- formal semantics (1)

- 35
- Closures of may and must convergence for contextual equivalence (2008)
- We show on an abstract level that contextual equivalence in non-deterministic program calculi defined by may- and must-convergence is maximal in the following sense. Using also all the test predicates generated by the Boolean, forall- and existential closure of may- and must-convergence does not change the contextual equivalence. The situation is different if may- and total must-convergence is used, where an expression totally must-converges if all reductions are finite and terminate with a value: There is an infinite sequence of test-predicates generated by the Boolean, forall- and existential closure of may- and total must-convergence, which also leads to an infinite sequence of different contextual equalities.

- 34
- On proving the equivalence of concurrency primitives (2008)
- Various concurrency primitives have been added to sequential programming languages, in order to turn them concurrent. Prominent examples are concurrent buffers for Haskell, channels in Concurrent ML, joins in JoCaml, and handled futures in Alice ML. Even though one might conjecture that all these primitives provide the same expressiveness, proving this equivalence is an open challenge in the area of program semantics. In this paper, we establish a first instance of this conjecture. We show that concurrent buffers can be encoded in the lambda calculus with futures underlying Alice ML. Our correctness proof results from a systematic method, based on observational semantics with respect to may and must convergence.

- 33
- Adequacy of compositional translations for observational semantics (2008)
- We investigate methods and tools for analysing translations between programming languages with respect to observational semantics. The behaviour of programs is observed in terms of may- and must-convergence in arbitrary contexts, and adequacy of translations, i.e., the reﬂection of program equivalence, is taken to be the fundamental correctness condition. For compositional translations we propose a notion of convergence equivalence as a means for proving adequacy. This technique avoids explicit reasoning about contexts, and is able to deal with the subtle role of typing in implementations of language extension.

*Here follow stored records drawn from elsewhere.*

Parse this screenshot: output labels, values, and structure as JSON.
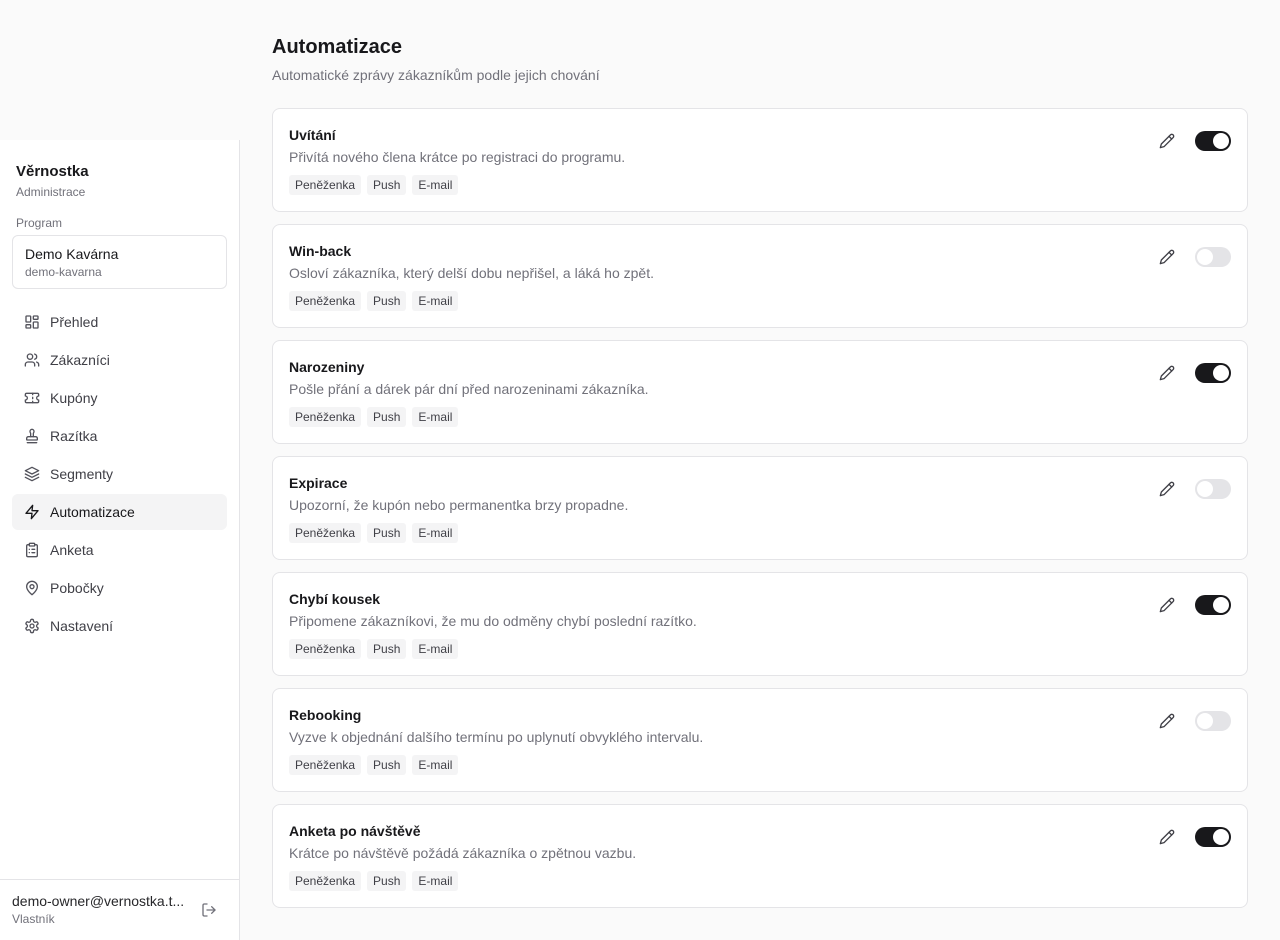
{
  "sidebar": {
    "brand": {
      "name": "Věrnostka",
      "subtitle": "Administrace"
    },
    "program": {
      "label": "Program",
      "name": "Demo Kavárna",
      "slug": "demo-kavarna"
    },
    "nav": [
      {
        "label": "Přehled",
        "icon": "dashboard-icon",
        "active": false
      },
      {
        "label": "Zákazníci",
        "icon": "users-icon",
        "active": false
      },
      {
        "label": "Kupóny",
        "icon": "ticket-icon",
        "active": false
      },
      {
        "label": "Razítka",
        "icon": "stamp-icon",
        "active": false
      },
      {
        "label": "Segmenty",
        "icon": "layers-icon",
        "active": false
      },
      {
        "label": "Automatizace",
        "icon": "zap-icon",
        "active": true
      },
      {
        "label": "Anketa",
        "icon": "clipboard-icon",
        "active": false
      },
      {
        "label": "Pobočky",
        "icon": "map-pin-icon",
        "active": false
      },
      {
        "label": "Nastavení",
        "icon": "gear-icon",
        "active": false
      }
    ],
    "user": {
      "email": "demo-owner@vernostka.t...",
      "role": "Vlastník"
    }
  },
  "main": {
    "title": "Automatizace",
    "subtitle": "Automatické zprávy zákazníkům podle jejich chování",
    "automations": [
      {
        "title": "Uvítání",
        "description": "Přivítá nového člena krátce po registraci do programu.",
        "tags": [
          "Peněženka",
          "Push",
          "E-mail"
        ],
        "enabled": true
      },
      {
        "title": "Win-back",
        "description": "Osloví zákazníka, který delší dobu nepřišel, a láká ho zpět.",
        "tags": [
          "Peněženka",
          "Push",
          "E-mail"
        ],
        "enabled": false
      },
      {
        "title": "Narozeniny",
        "description": "Pošle přání a dárek pár dní před narozeninami zákazníka.",
        "tags": [
          "Peněženka",
          "Push",
          "E-mail"
        ],
        "enabled": true
      },
      {
        "title": "Expirace",
        "description": "Upozorní, že kupón nebo permanentka brzy propadne.",
        "tags": [
          "Peněženka",
          "Push",
          "E-mail"
        ],
        "enabled": false
      },
      {
        "title": "Chybí kousek",
        "description": "Připomene zákazníkovi, že mu do odměny chybí poslední razítko.",
        "tags": [
          "Peněženka",
          "Push",
          "E-mail"
        ],
        "enabled": true
      },
      {
        "title": "Rebooking",
        "description": "Vyzve k objednání dalšího termínu po uplynutí obvyklého intervalu.",
        "tags": [
          "Peněženka",
          "Push",
          "E-mail"
        ],
        "enabled": false
      },
      {
        "title": "Anketa po návštěvě",
        "description": "Krátce po návštěvě požádá zákazníka o zpětnou vazbu.",
        "tags": [
          "Peněženka",
          "Push",
          "E-mail"
        ],
        "enabled": true
      }
    ]
  },
  "colors": {
    "accent": "#18181b",
    "muted": "#71717a",
    "border": "#e4e4e7",
    "tag_bg": "#f4f4f5",
    "toggle_off": "#e4e4e7"
  }
}
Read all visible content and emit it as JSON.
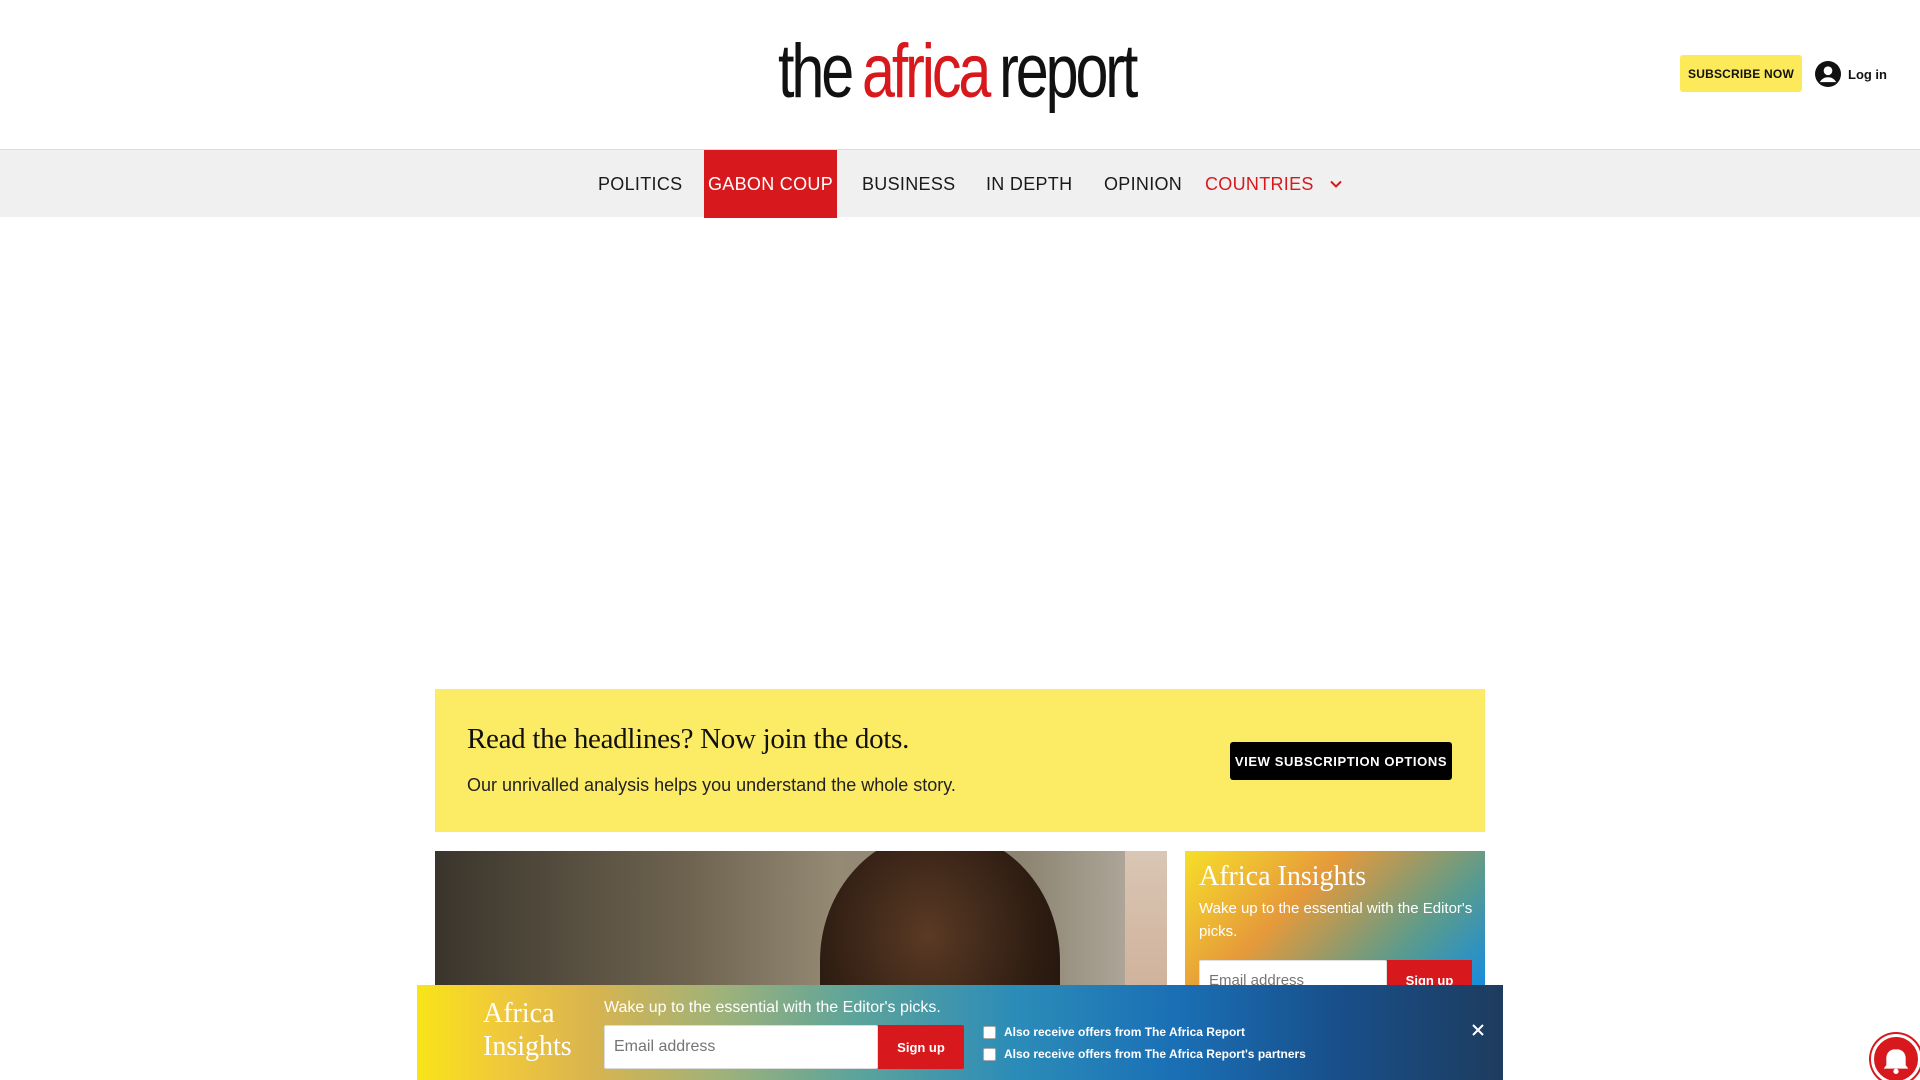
{
  "header": {
    "logo": {
      "word1": "the",
      "word2": "africa",
      "word3": "report"
    },
    "subscribe_label": "SUBSCRIBE NOW",
    "login_label": "Log in"
  },
  "nav": {
    "items": [
      {
        "label": "POLITICS",
        "state": "normal"
      },
      {
        "label": "GABON COUP",
        "state": "active"
      },
      {
        "label": "BUSINESS",
        "state": "normal"
      },
      {
        "label": "IN DEPTH",
        "state": "normal"
      },
      {
        "label": "OPINION",
        "state": "normal"
      },
      {
        "label": "COUNTRIES",
        "state": "dropdown"
      }
    ]
  },
  "promo": {
    "title": "Read the headlines? Now join the dots.",
    "subtitle": "Our unrivalled analysis helps you understand the whole story.",
    "button_label": "VIEW SUBSCRIPTION OPTIONS"
  },
  "sidebar_newsletter": {
    "title": "Africa Insights",
    "description": "Wake up to the essential with the Editor's picks.",
    "email_placeholder": "Email address",
    "button_label": "Sign up"
  },
  "sticky_newsletter": {
    "title": "Africa Insights",
    "description": "Wake up to the essential with the Editor's picks.",
    "email_placeholder": "Email address",
    "button_label": "Sign up",
    "options": [
      "Also receive offers from The Africa Report",
      "Also receive offers from The Africa Report's partners"
    ]
  },
  "colors": {
    "brand_red": "#d7191d",
    "subscribe_yellow": "#fcea5b",
    "nav_background": "#f0f0f0"
  },
  "icons": {
    "login": "user-circle-icon",
    "countries_dropdown": "chevron-down-icon",
    "close": "close-icon",
    "notifications": "bell-icon"
  }
}
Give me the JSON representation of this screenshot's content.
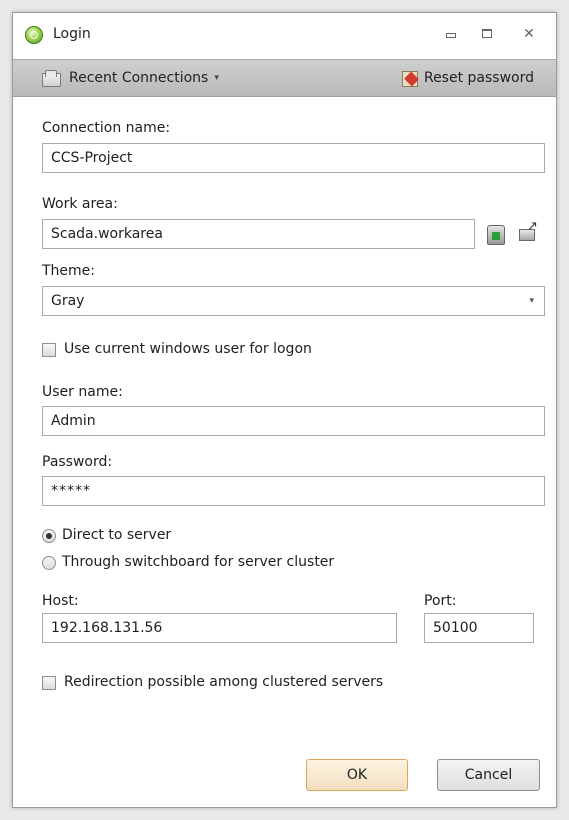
{
  "window": {
    "title": "Login",
    "minimize_glyph": "",
    "close_glyph": "✕"
  },
  "toolbar": {
    "recent_label": "Recent Connections",
    "recent_caret": "▾",
    "reset_label": "Reset password"
  },
  "form": {
    "connection_name_label": "Connection name:",
    "connection_name_value": "CCS-Project",
    "work_area_label": "Work area:",
    "work_area_value": "Scada.workarea",
    "theme_label": "Theme:",
    "theme_value": "Gray",
    "theme_caret": "▾",
    "use_windows_user_label": "Use current windows user for logon",
    "use_windows_user_checked": false,
    "user_name_label": "User name:",
    "user_name_value": "Admin",
    "password_label": "Password:",
    "password_value": "*****",
    "radio_direct_label": "Direct to server",
    "radio_switchboard_label": "Through switchboard for server cluster",
    "selected_connection_mode": "direct",
    "host_label": "Host:",
    "host_value": "192.168.131.56",
    "port_label": "Port:",
    "port_value": "50100",
    "redirection_label": "Redirection possible among clustered servers",
    "redirection_checked": false
  },
  "buttons": {
    "ok_label": "OK",
    "cancel_label": "Cancel"
  },
  "icons": {
    "app": "globe-icon",
    "recent": "folder-icon",
    "reset": "reset-password-icon",
    "db": "database-icon",
    "open": "open-folder-icon"
  },
  "colors": {
    "toolbar_bg": "#c4c4c4",
    "ok_border": "#d9a85a",
    "field_border": "#a9a9a9"
  }
}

- 32
- A finite simulation method in a non-deterministic call-by-need calculus with letrec, constructors and case (2008)
- The paper proposes a variation of simulation for checking and proving contextual equivalence in a non-deterministic call-by-need lambda-calculus with constructors, case, seq, and a letrec with cyclic dependencies. It also proposes a novel method to prove its correctness. The calculus' semantics is based on a small-step rewrite semantics and on may-convergence. The cyclic nature of letrec bindings, as well as non-determinism, makes known approaches to prove that simulation implies contextual equivalence, such as Howe's proof technique, inapplicable in this setting. The basic technique for the simulation as well as the correctness proof is called pre-evaluation, which computes a set of answers for every closed expression. If simulation succeeds in finite computation depth, then it is guaranteed to show contextual preorder of expressions.